◆ DIRECTIONS ◆
All of the data, word for word and free of pictures, is the expected result.

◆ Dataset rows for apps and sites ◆
■ ■ ■ ■ ■ ■ ■

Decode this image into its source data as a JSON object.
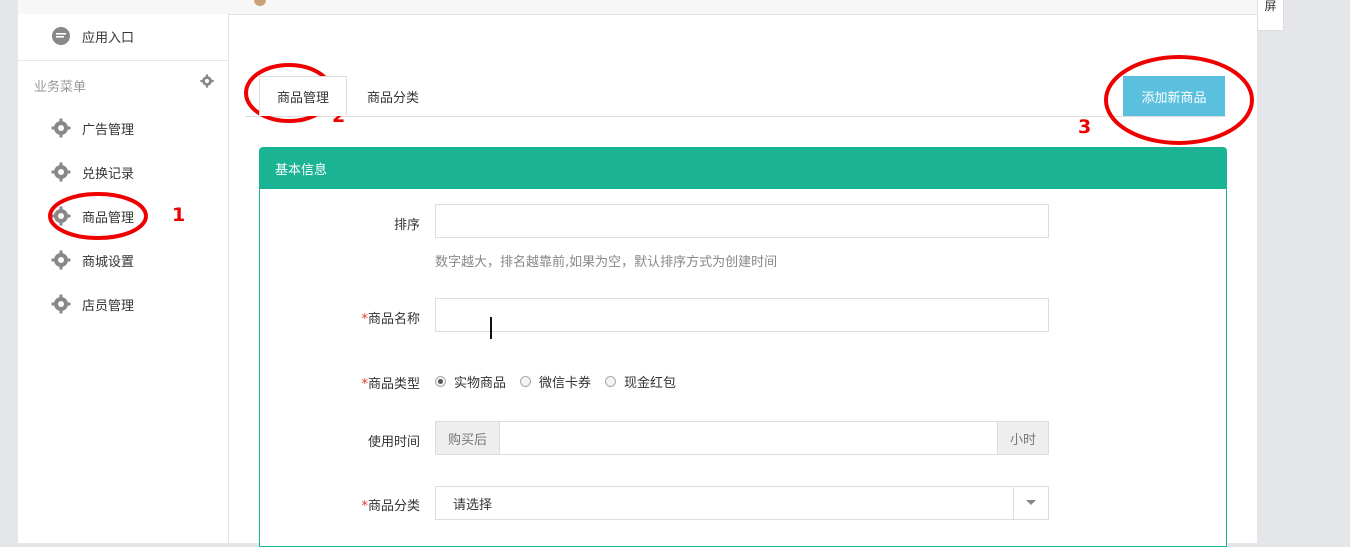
{
  "sidebar": {
    "top_item": "应用入口",
    "menu_title": "业务菜单",
    "items": [
      {
        "label": "广告管理"
      },
      {
        "label": "兑换记录"
      },
      {
        "label": "商品管理"
      },
      {
        "label": "商城设置"
      },
      {
        "label": "店员管理"
      }
    ]
  },
  "right_tab": "屏",
  "tabs": [
    {
      "label": "商品管理",
      "active": true
    },
    {
      "label": "商品分类",
      "active": false
    }
  ],
  "add_button": "添加新商品",
  "panel": {
    "title": "基本信息",
    "fields": {
      "sort": {
        "label": "排序",
        "value": "",
        "help": "数字越大，排名越靠前,如果为空，默认排序方式为创建时间"
      },
      "name": {
        "required": "*",
        "label": "商品名称",
        "value": ""
      },
      "type": {
        "required": "*",
        "label": "商品类型",
        "options": [
          "实物商品",
          "微信卡券",
          "现金红包"
        ],
        "selected": "实物商品"
      },
      "time": {
        "label": "使用时间",
        "prefix": "购买后",
        "value": "",
        "suffix": "小时"
      },
      "category": {
        "required": "*",
        "label": "商品分类",
        "selected": "请选择"
      }
    }
  },
  "annotations": [
    "1",
    "2",
    "3"
  ],
  "colors": {
    "header": "#1ab394",
    "add_button": "#5bc0de",
    "annotation": "#e00000"
  }
}
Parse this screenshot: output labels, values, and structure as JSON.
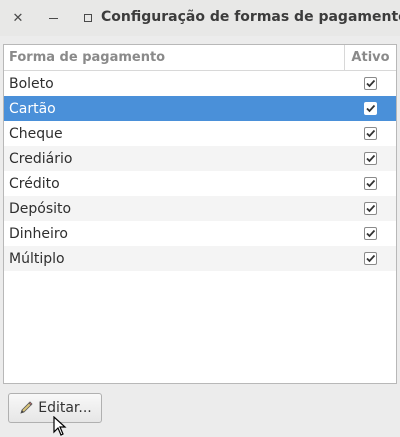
{
  "window": {
    "title": "Configuração de formas de pagamento",
    "close_icon": "close-icon",
    "minimize_icon": "minimize-icon",
    "maximize_icon": "maximize-icon"
  },
  "table": {
    "columns": [
      "Forma de pagamento",
      "Ativo"
    ],
    "rows": [
      {
        "name": "Boleto",
        "active": true,
        "selected": false
      },
      {
        "name": "Cartão",
        "active": true,
        "selected": true
      },
      {
        "name": "Cheque",
        "active": true,
        "selected": false
      },
      {
        "name": "Crediário",
        "active": true,
        "selected": false
      },
      {
        "name": "Crédito",
        "active": true,
        "selected": false
      },
      {
        "name": "Depósito",
        "active": true,
        "selected": false
      },
      {
        "name": "Dinheiro",
        "active": true,
        "selected": false
      },
      {
        "name": "Múltiplo",
        "active": true,
        "selected": false
      }
    ]
  },
  "actions": {
    "edit_label": "Editar...",
    "edit_icon": "pencil-icon"
  },
  "colors": {
    "selection": "#4a90d9",
    "alt_row": "#f4f4f4"
  }
}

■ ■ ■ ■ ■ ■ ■

◆ OUTPUT BELOW ◆
Decode this image into its source data as a JSON object.
{
  "sidebar": {
    "top_item": "应用入口",
    "menu_title": "业务菜单",
    "items": [
      {
        "label": "广告管理"
      },
      {
        "label": "兑换记录"
      },
      {
        "label": "商品管理"
      },
      {
        "label": "商城设置"
      },
      {
        "label": "店员管理"
      }
    ]
  },
  "right_tab": "屏",
  "tabs": [
    {
      "label": "商品管理",
      "active": true
    },
    {
      "label": "商品分类",
      "active": false
    }
  ],
  "add_button": "添加新商品",
  "panel": {
    "title": "基本信息",
    "fields": {
      "sort": {
        "label": "排序",
        "value": "",
        "help": "数字越大，排名越靠前,如果为空，默认排序方式为创建时间"
      },
      "name": {
        "required": "*",
        "label": "商品名称",
        "value": ""
      },
      "type": {
        "required": "*",
        "label": "商品类型",
        "options": [
          "实物商品",
          "微信卡券",
          "现金红包"
        ],
        "selected": "实物商品"
      },
      "time": {
        "label": "使用时间",
        "prefix": "购买后",
        "value": "",
        "suffix": "小时"
      },
      "category": {
        "required": "*",
        "label": "商品分类",
        "selected": "请选择"
      }
    }
  },
  "annotations": [
    "1",
    "2",
    "3"
  ],
  "colors": {
    "header": "#1ab394",
    "add_button": "#5bc0de",
    "annotation": "#e00000"
  }
}
Parse this screenshot: output labels, values, and structure as JSON.
{
  "window": {
    "title": "Configuração de formas de pagamento",
    "close_icon": "close-icon",
    "minimize_icon": "minimize-icon",
    "maximize_icon": "maximize-icon"
  },
  "table": {
    "columns": [
      "Forma de pagamento",
      "Ativo"
    ],
    "rows": [
      {
        "name": "Boleto",
        "active": true,
        "selected": false
      },
      {
        "name": "Cartão",
        "active": true,
        "selected": true
      },
      {
        "name": "Cheque",
        "active": true,
        "selected": false
      },
      {
        "name": "Crediário",
        "active": true,
        "selected": false
      },
      {
        "name": "Crédito",
        "active": true,
        "selected": false
      },
      {
        "name": "Depósito",
        "active": true,
        "selected": false
      },
      {
        "name": "Dinheiro",
        "active": true,
        "selected": false
      },
      {
        "name": "Múltiplo",
        "active": true,
        "selected": false
      }
    ]
  },
  "actions": {
    "edit_label": "Editar...",
    "edit_icon": "pencil-icon"
  },
  "colors": {
    "selection": "#4a90d9",
    "alt_row": "#f4f4f4"
  }
}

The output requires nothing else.